**Task to complete:** Determine the number of lines in the data below that contain the string "JSON", and respond with that number alone.

'''

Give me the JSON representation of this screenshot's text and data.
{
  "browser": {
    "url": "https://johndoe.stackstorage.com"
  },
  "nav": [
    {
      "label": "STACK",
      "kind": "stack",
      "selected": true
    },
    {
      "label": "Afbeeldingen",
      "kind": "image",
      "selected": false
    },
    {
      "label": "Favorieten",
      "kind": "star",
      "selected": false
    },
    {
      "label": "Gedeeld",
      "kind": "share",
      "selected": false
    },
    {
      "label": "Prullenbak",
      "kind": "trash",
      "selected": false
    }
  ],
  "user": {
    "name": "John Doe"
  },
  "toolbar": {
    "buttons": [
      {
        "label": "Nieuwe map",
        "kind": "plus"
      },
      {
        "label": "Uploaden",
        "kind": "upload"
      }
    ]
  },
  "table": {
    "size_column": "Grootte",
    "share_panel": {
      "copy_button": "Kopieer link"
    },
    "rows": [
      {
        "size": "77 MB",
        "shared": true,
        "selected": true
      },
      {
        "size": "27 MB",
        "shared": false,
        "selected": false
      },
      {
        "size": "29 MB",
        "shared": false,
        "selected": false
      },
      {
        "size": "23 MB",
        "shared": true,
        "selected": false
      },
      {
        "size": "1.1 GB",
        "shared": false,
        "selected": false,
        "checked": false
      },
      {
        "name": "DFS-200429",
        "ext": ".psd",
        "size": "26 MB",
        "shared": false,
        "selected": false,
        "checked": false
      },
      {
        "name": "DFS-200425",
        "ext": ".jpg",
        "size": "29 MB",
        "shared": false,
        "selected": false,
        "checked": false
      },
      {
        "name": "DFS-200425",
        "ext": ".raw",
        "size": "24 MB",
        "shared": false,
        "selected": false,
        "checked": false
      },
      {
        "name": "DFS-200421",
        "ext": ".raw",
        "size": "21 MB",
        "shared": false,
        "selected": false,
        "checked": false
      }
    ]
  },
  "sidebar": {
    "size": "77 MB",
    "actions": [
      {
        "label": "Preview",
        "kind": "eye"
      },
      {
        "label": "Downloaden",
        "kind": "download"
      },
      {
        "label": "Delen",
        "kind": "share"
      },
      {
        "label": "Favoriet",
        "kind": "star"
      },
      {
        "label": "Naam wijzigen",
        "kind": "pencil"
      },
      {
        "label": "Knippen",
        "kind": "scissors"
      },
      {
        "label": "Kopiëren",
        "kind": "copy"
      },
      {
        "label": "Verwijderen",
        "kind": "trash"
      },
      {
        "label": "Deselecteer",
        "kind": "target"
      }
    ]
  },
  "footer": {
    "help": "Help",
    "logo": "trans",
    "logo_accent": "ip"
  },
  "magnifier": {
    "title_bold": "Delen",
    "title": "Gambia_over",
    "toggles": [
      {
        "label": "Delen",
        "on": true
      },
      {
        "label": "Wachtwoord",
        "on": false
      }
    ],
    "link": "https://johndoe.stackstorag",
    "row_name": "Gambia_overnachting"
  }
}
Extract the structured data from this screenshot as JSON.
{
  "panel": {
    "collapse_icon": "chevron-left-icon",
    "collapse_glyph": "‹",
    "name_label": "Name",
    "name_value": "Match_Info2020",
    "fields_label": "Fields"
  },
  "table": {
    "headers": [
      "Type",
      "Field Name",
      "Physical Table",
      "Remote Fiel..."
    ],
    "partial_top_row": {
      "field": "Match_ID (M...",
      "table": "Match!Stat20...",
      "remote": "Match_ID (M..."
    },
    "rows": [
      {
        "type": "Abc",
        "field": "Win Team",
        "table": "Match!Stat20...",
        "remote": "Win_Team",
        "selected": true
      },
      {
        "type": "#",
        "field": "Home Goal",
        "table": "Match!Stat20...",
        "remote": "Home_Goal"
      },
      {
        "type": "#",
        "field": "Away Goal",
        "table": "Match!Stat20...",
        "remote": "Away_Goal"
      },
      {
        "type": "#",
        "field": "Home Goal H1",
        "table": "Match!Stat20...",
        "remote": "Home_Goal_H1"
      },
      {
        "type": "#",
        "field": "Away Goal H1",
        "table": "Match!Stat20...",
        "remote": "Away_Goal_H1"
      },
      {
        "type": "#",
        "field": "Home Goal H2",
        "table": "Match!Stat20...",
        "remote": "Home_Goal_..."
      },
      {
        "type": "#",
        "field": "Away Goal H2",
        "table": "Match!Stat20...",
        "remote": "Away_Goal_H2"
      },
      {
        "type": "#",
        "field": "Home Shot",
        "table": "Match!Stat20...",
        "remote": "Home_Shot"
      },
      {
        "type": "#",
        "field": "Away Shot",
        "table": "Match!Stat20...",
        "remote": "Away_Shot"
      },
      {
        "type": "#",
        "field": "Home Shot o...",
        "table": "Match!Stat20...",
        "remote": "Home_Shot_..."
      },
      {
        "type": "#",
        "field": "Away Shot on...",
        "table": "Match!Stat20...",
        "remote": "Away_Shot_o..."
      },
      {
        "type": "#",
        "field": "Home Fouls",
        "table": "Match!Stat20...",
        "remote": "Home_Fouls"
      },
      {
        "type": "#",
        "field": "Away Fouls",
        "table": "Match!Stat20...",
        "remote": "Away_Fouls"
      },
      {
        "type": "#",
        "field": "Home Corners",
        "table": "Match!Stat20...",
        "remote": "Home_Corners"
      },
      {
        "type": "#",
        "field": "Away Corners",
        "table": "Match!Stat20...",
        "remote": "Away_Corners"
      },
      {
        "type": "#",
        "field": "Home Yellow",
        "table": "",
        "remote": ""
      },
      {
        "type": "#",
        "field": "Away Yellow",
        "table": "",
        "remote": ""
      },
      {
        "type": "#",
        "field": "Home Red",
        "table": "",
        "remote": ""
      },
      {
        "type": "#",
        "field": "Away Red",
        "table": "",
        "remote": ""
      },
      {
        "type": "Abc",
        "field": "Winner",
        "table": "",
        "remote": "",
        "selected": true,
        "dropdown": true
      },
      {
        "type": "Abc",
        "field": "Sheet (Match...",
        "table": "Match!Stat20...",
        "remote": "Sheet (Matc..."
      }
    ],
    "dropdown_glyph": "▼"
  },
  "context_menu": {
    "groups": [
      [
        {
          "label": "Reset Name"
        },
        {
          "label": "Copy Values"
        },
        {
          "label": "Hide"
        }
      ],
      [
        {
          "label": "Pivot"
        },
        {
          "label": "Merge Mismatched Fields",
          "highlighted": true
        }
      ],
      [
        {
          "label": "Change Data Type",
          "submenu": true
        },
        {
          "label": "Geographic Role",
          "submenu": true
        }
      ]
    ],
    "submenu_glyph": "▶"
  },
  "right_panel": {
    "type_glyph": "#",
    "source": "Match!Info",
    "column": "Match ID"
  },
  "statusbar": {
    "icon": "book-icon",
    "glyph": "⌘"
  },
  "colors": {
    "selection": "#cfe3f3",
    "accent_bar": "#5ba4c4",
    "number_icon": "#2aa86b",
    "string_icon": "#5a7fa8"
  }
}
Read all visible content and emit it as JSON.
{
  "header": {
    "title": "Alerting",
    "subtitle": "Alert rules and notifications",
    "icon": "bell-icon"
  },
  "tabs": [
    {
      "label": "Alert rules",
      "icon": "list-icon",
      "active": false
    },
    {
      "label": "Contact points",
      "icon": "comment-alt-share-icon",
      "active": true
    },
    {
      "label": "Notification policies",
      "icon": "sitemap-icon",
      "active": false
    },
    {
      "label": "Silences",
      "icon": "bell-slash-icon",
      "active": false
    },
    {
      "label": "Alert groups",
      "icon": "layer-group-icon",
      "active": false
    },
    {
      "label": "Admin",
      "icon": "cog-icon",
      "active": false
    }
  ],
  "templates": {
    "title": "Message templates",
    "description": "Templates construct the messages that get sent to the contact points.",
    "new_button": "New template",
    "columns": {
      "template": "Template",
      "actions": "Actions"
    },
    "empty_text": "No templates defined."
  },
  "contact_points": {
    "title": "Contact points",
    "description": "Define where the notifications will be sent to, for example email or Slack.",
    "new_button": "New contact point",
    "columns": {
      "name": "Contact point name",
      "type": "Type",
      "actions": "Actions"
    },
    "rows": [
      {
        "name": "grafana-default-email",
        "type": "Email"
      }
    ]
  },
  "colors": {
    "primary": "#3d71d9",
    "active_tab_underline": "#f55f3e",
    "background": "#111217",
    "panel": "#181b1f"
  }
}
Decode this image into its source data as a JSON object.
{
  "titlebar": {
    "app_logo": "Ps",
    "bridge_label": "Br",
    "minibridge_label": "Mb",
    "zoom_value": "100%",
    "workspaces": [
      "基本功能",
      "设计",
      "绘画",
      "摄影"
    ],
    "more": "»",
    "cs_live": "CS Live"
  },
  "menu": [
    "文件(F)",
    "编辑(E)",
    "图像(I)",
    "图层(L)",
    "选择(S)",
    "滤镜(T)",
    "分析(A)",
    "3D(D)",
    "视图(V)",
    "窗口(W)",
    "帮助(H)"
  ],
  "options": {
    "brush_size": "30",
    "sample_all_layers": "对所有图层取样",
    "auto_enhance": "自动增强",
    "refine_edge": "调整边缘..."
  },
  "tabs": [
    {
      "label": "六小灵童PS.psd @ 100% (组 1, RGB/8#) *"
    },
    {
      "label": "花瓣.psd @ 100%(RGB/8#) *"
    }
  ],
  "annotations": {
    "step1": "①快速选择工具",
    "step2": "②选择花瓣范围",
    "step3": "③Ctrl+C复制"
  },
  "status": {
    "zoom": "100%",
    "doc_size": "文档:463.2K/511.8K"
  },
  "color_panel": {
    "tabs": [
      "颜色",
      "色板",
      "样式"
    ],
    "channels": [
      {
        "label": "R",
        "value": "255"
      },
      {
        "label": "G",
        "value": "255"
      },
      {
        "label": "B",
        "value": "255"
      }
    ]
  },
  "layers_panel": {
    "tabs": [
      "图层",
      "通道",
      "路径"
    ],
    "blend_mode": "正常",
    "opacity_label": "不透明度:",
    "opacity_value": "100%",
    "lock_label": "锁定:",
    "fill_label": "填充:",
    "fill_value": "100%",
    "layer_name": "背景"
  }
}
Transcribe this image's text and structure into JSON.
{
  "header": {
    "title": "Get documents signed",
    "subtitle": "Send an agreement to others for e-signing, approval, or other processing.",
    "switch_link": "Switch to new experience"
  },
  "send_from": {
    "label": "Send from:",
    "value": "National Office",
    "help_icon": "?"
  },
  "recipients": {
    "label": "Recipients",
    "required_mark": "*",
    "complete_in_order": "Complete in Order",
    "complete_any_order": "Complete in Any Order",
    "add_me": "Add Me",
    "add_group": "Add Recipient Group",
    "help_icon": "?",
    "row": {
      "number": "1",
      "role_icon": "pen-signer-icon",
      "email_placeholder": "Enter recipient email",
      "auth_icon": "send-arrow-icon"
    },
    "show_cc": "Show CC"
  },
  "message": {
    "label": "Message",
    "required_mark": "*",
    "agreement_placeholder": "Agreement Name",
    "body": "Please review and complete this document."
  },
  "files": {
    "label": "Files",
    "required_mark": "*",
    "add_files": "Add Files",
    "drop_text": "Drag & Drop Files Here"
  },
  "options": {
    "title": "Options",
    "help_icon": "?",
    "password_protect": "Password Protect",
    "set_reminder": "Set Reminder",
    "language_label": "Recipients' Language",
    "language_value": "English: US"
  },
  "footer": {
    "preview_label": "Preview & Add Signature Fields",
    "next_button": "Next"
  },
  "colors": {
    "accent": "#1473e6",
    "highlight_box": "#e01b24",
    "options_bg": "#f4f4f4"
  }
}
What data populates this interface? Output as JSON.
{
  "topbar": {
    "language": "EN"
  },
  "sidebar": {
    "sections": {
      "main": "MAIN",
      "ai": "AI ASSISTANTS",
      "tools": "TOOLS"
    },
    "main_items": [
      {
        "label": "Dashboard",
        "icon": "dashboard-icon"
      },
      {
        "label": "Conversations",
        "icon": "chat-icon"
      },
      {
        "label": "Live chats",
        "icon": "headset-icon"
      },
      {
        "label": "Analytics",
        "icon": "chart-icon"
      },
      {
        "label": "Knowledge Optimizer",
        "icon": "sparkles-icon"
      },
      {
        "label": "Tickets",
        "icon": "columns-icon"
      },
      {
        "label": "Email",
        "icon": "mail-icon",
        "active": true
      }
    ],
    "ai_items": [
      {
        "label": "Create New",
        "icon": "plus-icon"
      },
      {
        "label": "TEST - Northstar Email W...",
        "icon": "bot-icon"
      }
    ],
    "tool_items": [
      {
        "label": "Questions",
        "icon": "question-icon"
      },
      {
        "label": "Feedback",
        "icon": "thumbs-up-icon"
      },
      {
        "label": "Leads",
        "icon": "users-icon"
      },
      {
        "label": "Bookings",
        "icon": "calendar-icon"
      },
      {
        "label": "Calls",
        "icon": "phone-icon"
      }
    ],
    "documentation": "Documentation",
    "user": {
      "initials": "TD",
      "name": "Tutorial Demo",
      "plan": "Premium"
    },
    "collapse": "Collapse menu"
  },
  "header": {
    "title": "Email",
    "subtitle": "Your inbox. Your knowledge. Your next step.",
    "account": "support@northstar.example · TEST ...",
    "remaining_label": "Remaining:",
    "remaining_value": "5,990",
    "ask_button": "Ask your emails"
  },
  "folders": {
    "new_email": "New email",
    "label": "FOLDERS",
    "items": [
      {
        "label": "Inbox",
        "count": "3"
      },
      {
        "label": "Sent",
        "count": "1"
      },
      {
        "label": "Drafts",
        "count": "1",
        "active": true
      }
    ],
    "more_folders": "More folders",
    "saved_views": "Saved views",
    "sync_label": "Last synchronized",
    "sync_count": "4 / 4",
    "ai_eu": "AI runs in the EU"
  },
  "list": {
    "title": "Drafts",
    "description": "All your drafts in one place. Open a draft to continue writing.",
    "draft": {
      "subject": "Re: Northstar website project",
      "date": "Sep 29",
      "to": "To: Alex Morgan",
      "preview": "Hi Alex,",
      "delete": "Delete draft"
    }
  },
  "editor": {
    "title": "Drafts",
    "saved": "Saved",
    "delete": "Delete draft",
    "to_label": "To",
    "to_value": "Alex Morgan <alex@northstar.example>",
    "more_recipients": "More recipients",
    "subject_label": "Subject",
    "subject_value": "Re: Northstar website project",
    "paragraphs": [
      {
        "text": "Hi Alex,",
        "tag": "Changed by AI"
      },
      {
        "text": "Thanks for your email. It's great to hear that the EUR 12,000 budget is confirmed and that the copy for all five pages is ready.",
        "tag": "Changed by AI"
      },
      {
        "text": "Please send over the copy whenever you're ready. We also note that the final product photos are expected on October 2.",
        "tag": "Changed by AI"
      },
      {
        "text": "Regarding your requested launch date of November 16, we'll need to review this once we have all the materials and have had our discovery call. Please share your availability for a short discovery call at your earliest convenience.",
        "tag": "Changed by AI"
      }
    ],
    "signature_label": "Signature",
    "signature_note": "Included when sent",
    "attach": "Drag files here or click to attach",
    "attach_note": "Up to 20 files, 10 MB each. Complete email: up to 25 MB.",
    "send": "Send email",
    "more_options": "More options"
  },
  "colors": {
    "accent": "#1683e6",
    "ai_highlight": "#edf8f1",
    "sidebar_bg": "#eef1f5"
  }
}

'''

**Exercise response:** 6